Tag Archive | schizophrenia

The Difference between Being a Writer and a Schizophrenic

Non-writers probably cannot relate to the obsession to write that overtakes an author. Some writers plot and plan everything. For me an idea, a character, or a first scene starts me off. Slowly the characters share with me their back story and as the story progresses I have no idea what will happen next.

Image courtesy of anat_tikker / FreeDigitalPhotos.net

Image courtesy of anat_tikker / FreeDigitalPhotos.net

It’s a wild roller-coaster ride, but I hold on tight. I can’t avoid it as the characters will taunt me until I set my fingers to the keyboard and write.

My characters pretty much hijack my life. They hold me hostage at gunpoint with an urgency to get their story on paper (or computer). There’s a desperation that underlies the tale.

So I write. Frantically. I leave gaps and highlight spots to go back to. I think about my characters first thing in the morning and I dream about them at night.

When life calls me to leave the house to do other things–serve at church, grocery shop, mow the lawn, editing work on other author’s stories–my characters are always there.

How is being a writer different from schizophrenia? Schizophrenia is a mental disorder where the sufferer often hears voices that are not there. They might see things that are not there. Feeling and smelling things is rarer.
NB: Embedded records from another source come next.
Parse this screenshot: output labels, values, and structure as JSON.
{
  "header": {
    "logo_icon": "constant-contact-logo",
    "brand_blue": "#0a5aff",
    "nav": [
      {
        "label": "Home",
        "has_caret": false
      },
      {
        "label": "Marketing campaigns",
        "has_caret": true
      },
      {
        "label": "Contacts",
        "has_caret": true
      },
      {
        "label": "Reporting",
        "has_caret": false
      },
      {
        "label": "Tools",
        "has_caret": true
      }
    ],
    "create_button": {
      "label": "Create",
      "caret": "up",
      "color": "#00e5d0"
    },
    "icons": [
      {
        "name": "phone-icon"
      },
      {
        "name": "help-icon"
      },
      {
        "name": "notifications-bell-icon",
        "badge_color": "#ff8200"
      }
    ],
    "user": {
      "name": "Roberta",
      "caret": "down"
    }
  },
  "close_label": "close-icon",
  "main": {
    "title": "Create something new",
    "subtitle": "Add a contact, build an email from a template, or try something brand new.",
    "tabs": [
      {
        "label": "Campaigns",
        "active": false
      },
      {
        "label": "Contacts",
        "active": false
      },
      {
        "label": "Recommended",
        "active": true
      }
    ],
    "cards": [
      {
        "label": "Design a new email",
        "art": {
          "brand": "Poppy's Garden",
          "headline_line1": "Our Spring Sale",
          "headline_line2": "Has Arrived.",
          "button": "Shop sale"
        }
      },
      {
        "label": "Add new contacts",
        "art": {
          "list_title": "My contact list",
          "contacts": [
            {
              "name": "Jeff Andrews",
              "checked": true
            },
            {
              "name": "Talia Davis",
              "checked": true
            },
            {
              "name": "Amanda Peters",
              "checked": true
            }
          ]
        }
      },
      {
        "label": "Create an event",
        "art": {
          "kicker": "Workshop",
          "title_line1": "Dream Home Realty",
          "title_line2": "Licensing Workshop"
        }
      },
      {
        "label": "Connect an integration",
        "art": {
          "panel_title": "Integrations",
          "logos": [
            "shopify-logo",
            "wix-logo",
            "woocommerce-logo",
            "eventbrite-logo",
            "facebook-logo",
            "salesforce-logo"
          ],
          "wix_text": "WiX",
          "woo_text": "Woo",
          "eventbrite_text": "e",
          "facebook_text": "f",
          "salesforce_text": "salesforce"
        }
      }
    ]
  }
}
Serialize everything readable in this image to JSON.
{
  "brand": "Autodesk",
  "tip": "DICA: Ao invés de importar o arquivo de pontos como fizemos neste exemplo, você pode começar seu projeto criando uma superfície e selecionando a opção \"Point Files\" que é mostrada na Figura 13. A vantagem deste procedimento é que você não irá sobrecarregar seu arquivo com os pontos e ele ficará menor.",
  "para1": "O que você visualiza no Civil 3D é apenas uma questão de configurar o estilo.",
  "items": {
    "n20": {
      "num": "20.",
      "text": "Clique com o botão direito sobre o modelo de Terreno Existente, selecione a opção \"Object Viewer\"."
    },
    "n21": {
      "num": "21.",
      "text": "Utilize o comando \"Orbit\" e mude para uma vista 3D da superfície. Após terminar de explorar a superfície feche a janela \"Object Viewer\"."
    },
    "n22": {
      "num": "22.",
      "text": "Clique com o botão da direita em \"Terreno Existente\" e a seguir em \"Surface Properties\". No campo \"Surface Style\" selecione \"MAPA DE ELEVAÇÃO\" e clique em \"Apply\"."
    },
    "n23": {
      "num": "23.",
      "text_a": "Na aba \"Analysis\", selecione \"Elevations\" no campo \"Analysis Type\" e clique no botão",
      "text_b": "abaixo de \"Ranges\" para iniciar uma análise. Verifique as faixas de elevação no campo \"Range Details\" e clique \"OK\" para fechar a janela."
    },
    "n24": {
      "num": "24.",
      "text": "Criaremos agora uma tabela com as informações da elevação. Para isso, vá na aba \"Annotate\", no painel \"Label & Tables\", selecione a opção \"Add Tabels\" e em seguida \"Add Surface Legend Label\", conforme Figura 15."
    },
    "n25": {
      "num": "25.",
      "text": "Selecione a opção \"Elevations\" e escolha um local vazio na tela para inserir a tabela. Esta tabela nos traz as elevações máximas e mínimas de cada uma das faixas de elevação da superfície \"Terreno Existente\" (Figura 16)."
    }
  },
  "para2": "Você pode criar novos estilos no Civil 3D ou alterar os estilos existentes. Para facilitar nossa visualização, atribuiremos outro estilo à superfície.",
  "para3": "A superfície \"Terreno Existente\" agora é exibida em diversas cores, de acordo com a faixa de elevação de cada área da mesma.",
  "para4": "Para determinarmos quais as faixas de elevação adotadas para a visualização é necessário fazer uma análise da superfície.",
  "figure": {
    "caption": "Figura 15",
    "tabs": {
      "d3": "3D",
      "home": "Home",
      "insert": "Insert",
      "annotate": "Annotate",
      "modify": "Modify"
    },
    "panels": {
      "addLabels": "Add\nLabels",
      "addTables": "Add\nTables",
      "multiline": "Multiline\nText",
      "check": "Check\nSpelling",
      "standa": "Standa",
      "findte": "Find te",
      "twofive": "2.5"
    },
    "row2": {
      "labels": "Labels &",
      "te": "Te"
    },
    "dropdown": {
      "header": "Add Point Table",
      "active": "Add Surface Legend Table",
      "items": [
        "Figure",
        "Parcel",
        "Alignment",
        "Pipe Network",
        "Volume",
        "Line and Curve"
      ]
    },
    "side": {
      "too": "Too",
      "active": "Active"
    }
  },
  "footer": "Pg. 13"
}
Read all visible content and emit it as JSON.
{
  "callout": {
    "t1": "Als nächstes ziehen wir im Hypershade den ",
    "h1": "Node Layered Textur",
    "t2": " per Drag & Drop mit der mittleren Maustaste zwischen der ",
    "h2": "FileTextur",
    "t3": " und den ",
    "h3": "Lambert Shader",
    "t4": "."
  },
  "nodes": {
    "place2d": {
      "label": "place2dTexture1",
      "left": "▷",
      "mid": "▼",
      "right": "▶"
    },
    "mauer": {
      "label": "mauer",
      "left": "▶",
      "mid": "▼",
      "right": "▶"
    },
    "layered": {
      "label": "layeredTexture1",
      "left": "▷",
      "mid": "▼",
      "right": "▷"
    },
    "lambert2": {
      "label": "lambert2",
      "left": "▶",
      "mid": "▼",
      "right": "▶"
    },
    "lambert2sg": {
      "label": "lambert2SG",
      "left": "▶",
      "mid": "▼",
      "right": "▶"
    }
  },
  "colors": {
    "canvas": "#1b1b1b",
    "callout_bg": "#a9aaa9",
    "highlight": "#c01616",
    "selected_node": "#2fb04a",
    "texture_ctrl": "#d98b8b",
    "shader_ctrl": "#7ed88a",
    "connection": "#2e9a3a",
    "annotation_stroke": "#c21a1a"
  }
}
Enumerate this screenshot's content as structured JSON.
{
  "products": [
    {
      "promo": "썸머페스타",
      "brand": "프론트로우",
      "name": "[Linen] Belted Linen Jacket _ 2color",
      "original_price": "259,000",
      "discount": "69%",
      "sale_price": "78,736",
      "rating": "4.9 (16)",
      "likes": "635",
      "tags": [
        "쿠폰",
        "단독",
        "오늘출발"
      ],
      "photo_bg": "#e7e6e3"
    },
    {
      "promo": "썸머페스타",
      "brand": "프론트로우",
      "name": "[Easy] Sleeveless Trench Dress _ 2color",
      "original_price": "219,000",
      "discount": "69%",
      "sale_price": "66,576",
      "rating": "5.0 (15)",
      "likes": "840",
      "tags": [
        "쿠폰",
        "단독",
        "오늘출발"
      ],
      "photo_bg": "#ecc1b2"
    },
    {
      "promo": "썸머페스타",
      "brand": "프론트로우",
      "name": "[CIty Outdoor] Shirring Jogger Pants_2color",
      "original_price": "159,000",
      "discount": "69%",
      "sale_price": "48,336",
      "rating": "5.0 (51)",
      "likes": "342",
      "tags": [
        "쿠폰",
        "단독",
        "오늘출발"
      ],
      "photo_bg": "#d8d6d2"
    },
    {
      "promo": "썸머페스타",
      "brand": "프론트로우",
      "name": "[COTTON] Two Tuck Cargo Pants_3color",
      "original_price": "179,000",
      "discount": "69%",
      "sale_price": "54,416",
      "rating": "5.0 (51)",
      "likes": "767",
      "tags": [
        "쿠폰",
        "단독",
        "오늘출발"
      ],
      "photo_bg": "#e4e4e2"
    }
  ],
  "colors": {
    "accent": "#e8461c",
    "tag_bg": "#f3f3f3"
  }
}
Sometimes those voices are mean and insulting. Sometimes they deceive and taunt the sufferer. The difference between a writer though and someone with this type of mental illness is multiple:

  • I can shut up my characters by writing what they tell me. When I get a story down on paper and it’s done, they leave me alone. I’m free to move on with my life. Voices for those struggling with mental illness are constant and rarely change. They don’t even have a story to tell. They are just there and serve no helpful purpose.
  • My character’s voices are generally nice. Since I write happily ever after stories, while they might suffer and struggle to get there, I love my characters and enjoy the time I spend with them. The become dear friends, but my time in their company is short. Schizophrenics can sense friendliness at times from their imaginary friends, but most often they are not. And they never really go away.
  • People generally want to know about my characters. They want to hear about the stories and hopefully will read them. Most people with schizophrenia are afraid to share their voices, and because the voices don’t tell a nice story, there’s nothing fun to share with others that anyone would really want to hear.
  • My characters never force me to do anything worse than write their stories. Sometimes people with mental illness are led to actions that are harmful to themselves or others. Usually those are isolated incidents and minimized with the help of medication. The terror that many live with though never really goes away. It’s only managed. Medication doesn’t help a writer but might actually make the voices louder. Probably why many great writers throughout history had substance abuse issues. They found those things helped them access the creativity and write in a more uninhibited way. (I am not advocating that!)
  • The one similarity though may be a tendency to be more moody. I deeply experience whatever my characters are going through. Depression is not uncommon among writers. Schizophrenics as well can become quite depressed as they experience emotions related to unreal events.

It is sometimes said that writing is the only acceptable form of schizophrenia. That’s really not true. For one, they are not the same and secondly, schizophrenics are acceptable human beings too. They just suffer from a terrible illness that can make relationships difficult to maintain. Trust is a challenge and reality is scary.

Hopefully my books do the opposite for those that read them, in spite of the wild ride I take to get that rough draft written.



Secrets (Book Review)

secretsIt’s probably appropriate that I publish this review on a Friday the 13th given the dark undertones to Kristin Heitzmann’s novel, Secrets.  Well, that’s if you are in any way superstitious.

Lance Michelli is a young man burdened with a big heart and impulsive, passionate nature that sometimes gets him in trouble, in spite of his best intentions.  In trying to live up to his deceased brother’s memory, he embarks on a quest to discover the secrets his grandmother cannot tell.  What has her so agitated? Will he uncover the answers that will soothe her soul as she recovers from a stroke? Or will he be too late.

His quest takes him from the East Coast to Italy and now to Sonoma where his cooking skills win him a place in the home that might legally belong to his grandmother. The new owner, Rese Barret is fighting her own demons as she remodels this home into a bed and breakfast. Lance agrees to cook, clean and fix up part of the property but never tells this young, tightly wound woman, the real reason he is there. How could he, when he doesn’t even know himself?

Attraction builds as secrets are uncovered for both Lance and Rese. Lance tries to share his faith with Rese but she refuses to believe in a God she can’t see.  Having a mother who had a boyfriend she couldn’t see has made her wary of anything spiritual. Understanding more about schizophrenia though and the truth about her mother, is enough to push her over the edge – to madness- or to faith. Will Lance be there to catch her when she falls?

Complex character with an organic faith line woven in, Kristen slowly peels back the mystery of the secrets in both her main characters lives as they are drawn to each other. A fascinating tale and the subject of mental illness is handled with great care and realism.  This is only the second book of Kristen Heitzmann’s that I’ve read, but I will gladly pick up another by this gifted author.